The focus of shiraz production is the heavyweight wine state of South Australia, producing most of the country's wine and boasting some of the its oldest vines. The dry, hot climate ripens grapes fully, making bold, dense and concentrated wines.
Shiraz is king in the Barossa Valley, located an hour north of Adelaide. The wines are dark and tannic with a ripe, black-fruit aroma and distinct chocolaty flavour. The peppery character of shiraz comes through well adding depth to the wine.
McLaren Vale vies with Barossa to be South Australia's best red-wine region. The climate is warm enough to guarantee lush, chocolaty reds from shiraz, with smooth, well-integrated fruit and oak aromas and flavours.
The Grampians, located at the westernmost end of Victoria State, lie at 335m altitude and lead the way for cool-climate shiraz that shows texture, spice and a delicious fruity richness. The wines can be creamy and exotic in fruit flavour with hints of mocha and blackberry.

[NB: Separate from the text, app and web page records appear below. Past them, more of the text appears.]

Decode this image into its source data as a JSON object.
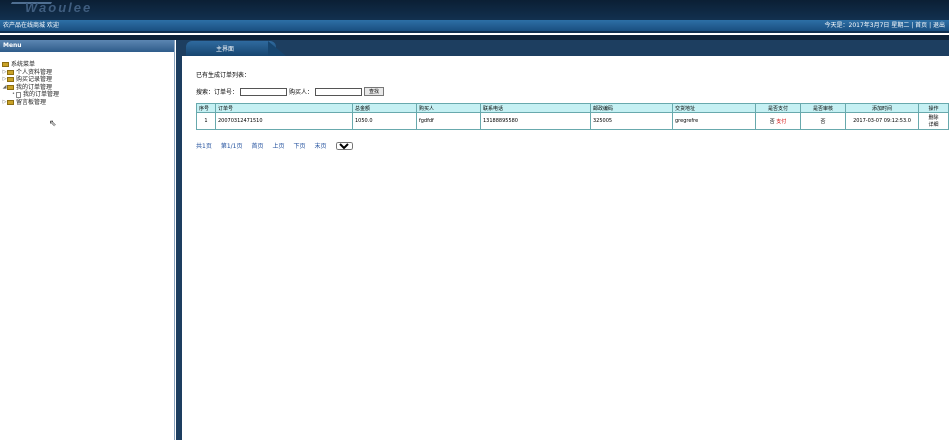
{
  "header": {
    "logo_text": "Waoulee"
  },
  "topbar": {
    "left_text": "农产品在线商城 欢迎",
    "right_text": "今天是：2017年3月7日 星期二 | 首页 | 退出"
  },
  "sidebar": {
    "title": "Menu",
    "root": "系统菜单",
    "items": [
      {
        "label": "个人资料管理"
      },
      {
        "label": "购买记录管理"
      },
      {
        "label": "我的订单管理",
        "children": [
          "我的订单管理"
        ]
      },
      {
        "label": "留言板管理"
      }
    ]
  },
  "tab": {
    "label": "主界面"
  },
  "main": {
    "title": "已有生成订单列表：",
    "search": {
      "label": "搜索：订单号：",
      "buyer_label": "购买人：",
      "button": "查找"
    },
    "table": {
      "headers": [
        "序号",
        "订单号",
        "总金额",
        "购买人",
        "联系电话",
        "邮政编码",
        "交货地址",
        "是否支付",
        "是否审核",
        "添加时间",
        "操作"
      ],
      "rows": [
        {
          "no": "1",
          "order": "20070312471510",
          "amount": "1050.0",
          "buyer": "fgdfdf",
          "phone": "13188895580",
          "zip": "325005",
          "address": "gregrefre",
          "paid": "否",
          "pay_action": "支付",
          "audited": "否",
          "time": "2017-03-07 09:12:53.0",
          "ops": [
            "删除",
            "详细"
          ]
        }
      ]
    },
    "pager": {
      "total": "共1页",
      "current": "第1/1页",
      "first": "首页",
      "prev": "上页",
      "next": "下页",
      "last": "末页",
      "select_value": "1"
    }
  }
}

Australia's first vineyards were planted in the state of New South Wales in 1788. Today, the state is most famous for the Hunter Valley where, in successful vintages, Hunter shiraz can be outstanding: medium-bodied, earthy and age-worthy.
Plantings of shiraz in South Africa are to be found in three key regions: Stellenbosch, Paarl and Robertson.

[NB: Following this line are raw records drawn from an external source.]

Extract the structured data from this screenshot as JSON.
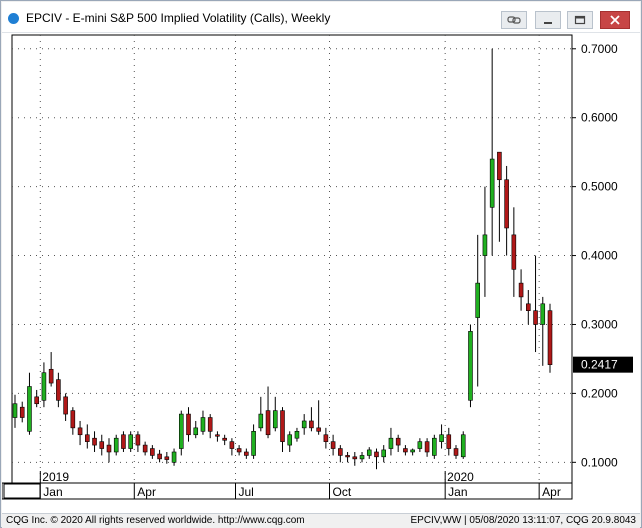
{
  "window": {
    "title": "EPCIV - E-mini S&P 500 Implied Volatility (Calls), Weekly",
    "buttons": [
      "link-icon",
      "minimize-icon",
      "maximize-icon",
      "close-icon"
    ]
  },
  "chart_data": {
    "type": "candlestick",
    "price_axis": {
      "ticks": [
        "0.7000",
        "0.6000",
        "0.5000",
        "0.4000",
        "0.3000",
        "0.2000",
        "0.1000"
      ],
      "tick_values": [
        0.7,
        0.6,
        0.5,
        0.4,
        0.3,
        0.2,
        0.1
      ],
      "range": [
        0.07,
        0.72
      ]
    },
    "last_price": "0.2417",
    "year_labels": [
      {
        "text": "2019",
        "week": 4
      },
      {
        "text": "2020",
        "week": 60
      }
    ],
    "month_labels": [
      {
        "text": "Jan",
        "week": 4
      },
      {
        "text": "Apr",
        "week": 17
      },
      {
        "text": "Jul",
        "week": 31
      },
      {
        "text": "Oct",
        "week": 44
      },
      {
        "text": "Jan",
        "week": 60
      },
      {
        "text": "Apr",
        "week": 73
      }
    ],
    "candles": [
      [
        0.165,
        0.185,
        0.198,
        0.15
      ],
      [
        0.18,
        0.165,
        0.188,
        0.158
      ],
      [
        0.145,
        0.21,
        0.23,
        0.14
      ],
      [
        0.195,
        0.185,
        0.205,
        0.18
      ],
      [
        0.19,
        0.23,
        0.245,
        0.18
      ],
      [
        0.235,
        0.215,
        0.26,
        0.21
      ],
      [
        0.22,
        0.19,
        0.23,
        0.18
      ],
      [
        0.195,
        0.17,
        0.2,
        0.16
      ],
      [
        0.175,
        0.15,
        0.18,
        0.14
      ],
      [
        0.15,
        0.14,
        0.16,
        0.125
      ],
      [
        0.14,
        0.13,
        0.155,
        0.12
      ],
      [
        0.135,
        0.125,
        0.145,
        0.115
      ],
      [
        0.13,
        0.12,
        0.14,
        0.11
      ],
      [
        0.125,
        0.115,
        0.135,
        0.1
      ],
      [
        0.115,
        0.135,
        0.14,
        0.11
      ],
      [
        0.14,
        0.12,
        0.145,
        0.115
      ],
      [
        0.12,
        0.14,
        0.145,
        0.115
      ],
      [
        0.14,
        0.125,
        0.145,
        0.115
      ],
      [
        0.125,
        0.115,
        0.13,
        0.11
      ],
      [
        0.12,
        0.11,
        0.125,
        0.105
      ],
      [
        0.112,
        0.105,
        0.118,
        0.1
      ],
      [
        0.108,
        0.104,
        0.115,
        0.098
      ],
      [
        0.1,
        0.115,
        0.12,
        0.095
      ],
      [
        0.12,
        0.17,
        0.175,
        0.11
      ],
      [
        0.17,
        0.14,
        0.18,
        0.13
      ],
      [
        0.14,
        0.15,
        0.16,
        0.135
      ],
      [
        0.145,
        0.165,
        0.175,
        0.14
      ],
      [
        0.165,
        0.145,
        0.17,
        0.135
      ],
      [
        0.14,
        0.138,
        0.145,
        0.13
      ],
      [
        0.135,
        0.132,
        0.14,
        0.125
      ],
      [
        0.13,
        0.12,
        0.135,
        0.11
      ],
      [
        0.12,
        0.115,
        0.125,
        0.11
      ],
      [
        0.115,
        0.11,
        0.12,
        0.105
      ],
      [
        0.11,
        0.145,
        0.155,
        0.105
      ],
      [
        0.15,
        0.17,
        0.195,
        0.145
      ],
      [
        0.175,
        0.14,
        0.21,
        0.135
      ],
      [
        0.15,
        0.175,
        0.195,
        0.145
      ],
      [
        0.175,
        0.13,
        0.18,
        0.115
      ],
      [
        0.125,
        0.14,
        0.145,
        0.115
      ],
      [
        0.135,
        0.145,
        0.15,
        0.13
      ],
      [
        0.15,
        0.16,
        0.17,
        0.14
      ],
      [
        0.16,
        0.15,
        0.18,
        0.145
      ],
      [
        0.15,
        0.145,
        0.19,
        0.14
      ],
      [
        0.14,
        0.13,
        0.15,
        0.12
      ],
      [
        0.13,
        0.12,
        0.14,
        0.11
      ],
      [
        0.12,
        0.11,
        0.125,
        0.1
      ],
      [
        0.11,
        0.108,
        0.115,
        0.1
      ],
      [
        0.108,
        0.105,
        0.115,
        0.095
      ],
      [
        0.105,
        0.11,
        0.115,
        0.1
      ],
      [
        0.11,
        0.118,
        0.122,
        0.105
      ],
      [
        0.115,
        0.108,
        0.12,
        0.09
      ],
      [
        0.108,
        0.118,
        0.125,
        0.1
      ],
      [
        0.12,
        0.135,
        0.15,
        0.11
      ],
      [
        0.135,
        0.125,
        0.14,
        0.115
      ],
      [
        0.12,
        0.115,
        0.125,
        0.11
      ],
      [
        0.115,
        0.118,
        0.12,
        0.11
      ],
      [
        0.12,
        0.13,
        0.135,
        0.115
      ],
      [
        0.13,
        0.115,
        0.135,
        0.108
      ],
      [
        0.11,
        0.135,
        0.14,
        0.105
      ],
      [
        0.13,
        0.14,
        0.155,
        0.12
      ],
      [
        0.14,
        0.12,
        0.15,
        0.11
      ],
      [
        0.12,
        0.11,
        0.125,
        0.105
      ],
      [
        0.108,
        0.14,
        0.145,
        0.105
      ],
      [
        0.19,
        0.29,
        0.3,
        0.18
      ],
      [
        0.31,
        0.36,
        0.43,
        0.21
      ],
      [
        0.4,
        0.43,
        0.5,
        0.34
      ],
      [
        0.47,
        0.54,
        0.7,
        0.4
      ],
      [
        0.55,
        0.51,
        0.55,
        0.42
      ],
      [
        0.51,
        0.44,
        0.53,
        0.4
      ],
      [
        0.43,
        0.38,
        0.47,
        0.34
      ],
      [
        0.36,
        0.34,
        0.38,
        0.32
      ],
      [
        0.33,
        0.32,
        0.35,
        0.3
      ],
      [
        0.32,
        0.3,
        0.4,
        0.26
      ],
      [
        0.3,
        0.33,
        0.34,
        0.24
      ],
      [
        0.32,
        0.2417,
        0.33,
        0.23
      ]
    ]
  },
  "status": {
    "left": "CQG Inc. © 2020 All rights reserved worldwide. http://www.cqg.com",
    "right": "EPCIV,WW | 05/08/2020 13:11:07, CQG 20.9.8043"
  }
}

Located on the coast, Stellenbosch, and to a lesser extend Paarl, produce a shiraz that is more akin to those of the Rhône than to the dark, Australian versions. Whilst still powerful, the chocolate and mocha notes are replaced by savoury, peppery aromas, with a hint of perfume if blended with viognier.

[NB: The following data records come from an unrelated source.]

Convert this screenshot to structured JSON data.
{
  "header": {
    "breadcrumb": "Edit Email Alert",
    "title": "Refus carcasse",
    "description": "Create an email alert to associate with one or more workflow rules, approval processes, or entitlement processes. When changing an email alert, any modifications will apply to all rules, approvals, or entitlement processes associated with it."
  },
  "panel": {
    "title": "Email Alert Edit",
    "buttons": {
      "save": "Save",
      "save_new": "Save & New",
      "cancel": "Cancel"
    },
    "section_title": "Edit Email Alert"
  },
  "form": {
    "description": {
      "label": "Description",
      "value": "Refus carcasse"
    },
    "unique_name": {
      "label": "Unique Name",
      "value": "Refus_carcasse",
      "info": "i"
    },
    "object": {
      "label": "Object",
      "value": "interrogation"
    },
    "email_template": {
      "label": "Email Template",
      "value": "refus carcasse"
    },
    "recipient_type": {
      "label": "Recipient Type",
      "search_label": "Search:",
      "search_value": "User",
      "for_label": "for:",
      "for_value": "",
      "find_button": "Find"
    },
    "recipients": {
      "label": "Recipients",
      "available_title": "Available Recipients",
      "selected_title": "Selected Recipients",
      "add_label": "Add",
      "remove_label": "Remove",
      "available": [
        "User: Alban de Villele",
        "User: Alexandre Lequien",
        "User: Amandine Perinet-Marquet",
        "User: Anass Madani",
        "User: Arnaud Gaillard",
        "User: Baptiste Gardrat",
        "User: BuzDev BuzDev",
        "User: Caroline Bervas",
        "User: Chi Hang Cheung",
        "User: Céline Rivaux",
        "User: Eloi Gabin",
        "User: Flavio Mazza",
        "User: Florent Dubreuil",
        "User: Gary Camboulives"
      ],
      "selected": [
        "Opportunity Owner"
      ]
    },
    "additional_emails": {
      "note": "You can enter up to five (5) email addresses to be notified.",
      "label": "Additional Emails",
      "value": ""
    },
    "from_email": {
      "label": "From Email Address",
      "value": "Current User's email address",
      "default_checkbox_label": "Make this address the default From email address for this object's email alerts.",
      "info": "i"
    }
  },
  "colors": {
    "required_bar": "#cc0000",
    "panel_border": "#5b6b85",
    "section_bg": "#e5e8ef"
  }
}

Robertson is further inland and far hotter thus producing a deeper coloured, more powerful style of wine that still retains its Rhône origins.
When grown in too cool a climate, syrah can taste rather lean and astringent and it had been thought that New Zealand's climate was too cool for the sufficient ripening of the grape. However North Island's Hawkes Bay enjoys a warm climate suited to the cultivation of both Bordeaux grapes and syrah. The Gimblett Gravels region of Hawkes Bay has had particular success with the grape producing wonderfully pure yet concentrated wines from fully ripe grapes, with richly fruity tannins that balance rather than dominate the fruit.
What style of red wine is syrah?
Syrah, or shiraz as it's known in the New World, is considered to be one of the great noble black grape varieties, because it can produce such deliciously dark, full-bodied and age-worthy wines.
Expect rich, brooding flavours of blackberry, black plums and blackcurrant, with spicy, coffee, leathery and liquorice notes in hotter regions and gamey, truffle notes developing with a bit of age.
Where should I start with syrah?
Old world: The Northern Rhône and Southern Rhône in France are the home of syrah in the old world. The Northern appellations of Côte Rôtie (or 'the roasted slope' which gives an indication of how hot this area is) and Hermitage produce some of the most prestigious syrahs, packed with sun-riped fruit flavours and with lots of potential for ageing. Crozes Hermitage offers slightly softer, fruitier reds and Cornas can compete with Hermitage itself, producing deep, black, tannic, powerful syrahs. Southern Rhône is where you'll find the iconic Châteauneuf-du-Pape region, making silky, dark-fruited, soft and spicy wines with lots of elegance. Here syrah is blended with up to 13 other local grape varieties, such as grenache, mourvedre, cinsault and carignan.
New world: Syrah is another red grape that the Australians have made their own, with Aussie shiraz being made in a range of styles from lighter, red-fruited, gluggable wines to deep, rich, almost chocolatey full-bodied wines for keeping. Australian winemakers also came up with the innovative and highly successful cabernet-shiraz blend. The warmer regions of New Zealand, such as Hawke's Bay, are also known for their shiraz. Here, as in some other new world regions, the producers have started to name the wines syrah if they are more 'French' in style (dark, savoury fruit) and shiraz to indicate a richer, raspberry-fruited style.